**Your assignment:**
In the entries below, count each line holding the word "Receiving". Answer with the total alone.

(Extracted records)
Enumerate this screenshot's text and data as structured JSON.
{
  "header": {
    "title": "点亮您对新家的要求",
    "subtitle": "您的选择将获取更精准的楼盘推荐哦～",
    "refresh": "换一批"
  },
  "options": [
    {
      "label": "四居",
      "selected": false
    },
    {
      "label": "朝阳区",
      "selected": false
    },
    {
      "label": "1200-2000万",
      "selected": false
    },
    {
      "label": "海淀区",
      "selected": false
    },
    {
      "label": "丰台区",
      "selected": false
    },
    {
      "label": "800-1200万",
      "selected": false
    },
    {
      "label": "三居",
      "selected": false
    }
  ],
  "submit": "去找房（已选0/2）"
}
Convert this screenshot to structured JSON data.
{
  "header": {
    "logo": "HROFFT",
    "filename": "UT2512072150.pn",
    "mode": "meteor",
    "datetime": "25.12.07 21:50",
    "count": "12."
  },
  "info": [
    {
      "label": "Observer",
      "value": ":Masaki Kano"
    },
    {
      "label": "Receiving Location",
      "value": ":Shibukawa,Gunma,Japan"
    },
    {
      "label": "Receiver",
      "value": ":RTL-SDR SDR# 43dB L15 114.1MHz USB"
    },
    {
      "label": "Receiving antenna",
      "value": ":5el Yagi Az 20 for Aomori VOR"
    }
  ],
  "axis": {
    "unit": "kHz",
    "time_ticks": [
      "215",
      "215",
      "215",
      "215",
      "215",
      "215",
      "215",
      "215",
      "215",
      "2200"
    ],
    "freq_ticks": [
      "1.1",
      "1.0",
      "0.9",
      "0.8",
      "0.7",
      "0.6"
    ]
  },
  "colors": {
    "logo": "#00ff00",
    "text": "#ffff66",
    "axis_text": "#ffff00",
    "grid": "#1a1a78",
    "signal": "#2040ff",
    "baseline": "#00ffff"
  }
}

**Output for this task:**
2